§ **GIVEN INFORMATION**:
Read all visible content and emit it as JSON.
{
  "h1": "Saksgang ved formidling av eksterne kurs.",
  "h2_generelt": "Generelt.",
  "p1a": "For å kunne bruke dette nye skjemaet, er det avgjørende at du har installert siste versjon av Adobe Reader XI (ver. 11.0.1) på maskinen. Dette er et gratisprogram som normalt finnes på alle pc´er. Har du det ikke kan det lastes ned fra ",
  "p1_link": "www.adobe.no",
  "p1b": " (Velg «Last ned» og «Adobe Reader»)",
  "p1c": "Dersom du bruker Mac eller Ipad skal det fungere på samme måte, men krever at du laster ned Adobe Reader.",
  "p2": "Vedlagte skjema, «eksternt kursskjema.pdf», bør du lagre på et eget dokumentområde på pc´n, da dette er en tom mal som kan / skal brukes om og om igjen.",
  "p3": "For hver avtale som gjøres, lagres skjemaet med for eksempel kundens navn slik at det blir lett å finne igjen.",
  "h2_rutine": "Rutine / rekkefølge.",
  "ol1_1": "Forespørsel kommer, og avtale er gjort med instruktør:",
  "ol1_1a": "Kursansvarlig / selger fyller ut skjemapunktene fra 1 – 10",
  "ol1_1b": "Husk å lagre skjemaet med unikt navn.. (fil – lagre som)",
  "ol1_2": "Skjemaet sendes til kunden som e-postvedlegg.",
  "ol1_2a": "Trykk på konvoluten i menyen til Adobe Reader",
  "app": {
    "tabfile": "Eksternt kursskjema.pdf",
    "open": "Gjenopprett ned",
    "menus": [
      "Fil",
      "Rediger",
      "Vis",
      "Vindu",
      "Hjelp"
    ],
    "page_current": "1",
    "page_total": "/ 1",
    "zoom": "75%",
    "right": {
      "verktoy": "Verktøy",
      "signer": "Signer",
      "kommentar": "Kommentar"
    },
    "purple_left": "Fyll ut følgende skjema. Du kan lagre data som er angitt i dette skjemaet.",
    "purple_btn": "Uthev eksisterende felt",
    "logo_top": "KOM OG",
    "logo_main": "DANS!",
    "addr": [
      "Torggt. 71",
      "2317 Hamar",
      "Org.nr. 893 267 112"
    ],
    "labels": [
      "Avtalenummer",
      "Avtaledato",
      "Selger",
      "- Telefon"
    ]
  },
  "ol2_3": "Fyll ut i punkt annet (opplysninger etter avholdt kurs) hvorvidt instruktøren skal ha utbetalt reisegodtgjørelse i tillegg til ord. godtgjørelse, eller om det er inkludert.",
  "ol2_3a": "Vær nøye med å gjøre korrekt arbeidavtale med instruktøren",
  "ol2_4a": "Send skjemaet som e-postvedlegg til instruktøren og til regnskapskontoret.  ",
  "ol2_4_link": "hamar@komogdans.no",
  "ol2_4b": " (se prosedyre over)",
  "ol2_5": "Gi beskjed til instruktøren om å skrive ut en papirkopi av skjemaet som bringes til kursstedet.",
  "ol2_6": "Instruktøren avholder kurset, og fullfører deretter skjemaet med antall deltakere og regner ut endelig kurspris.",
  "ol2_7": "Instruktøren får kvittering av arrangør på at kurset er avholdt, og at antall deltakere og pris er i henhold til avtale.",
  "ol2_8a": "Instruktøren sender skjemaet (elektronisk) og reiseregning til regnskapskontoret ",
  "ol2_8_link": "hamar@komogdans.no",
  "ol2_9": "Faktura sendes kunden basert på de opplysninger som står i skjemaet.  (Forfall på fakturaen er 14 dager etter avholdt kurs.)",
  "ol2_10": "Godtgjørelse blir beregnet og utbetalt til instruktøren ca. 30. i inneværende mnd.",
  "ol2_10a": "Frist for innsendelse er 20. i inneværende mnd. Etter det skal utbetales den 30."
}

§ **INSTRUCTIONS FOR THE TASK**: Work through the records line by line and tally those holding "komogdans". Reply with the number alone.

§ **RESPONSE TO THIS EXERCISE**: 2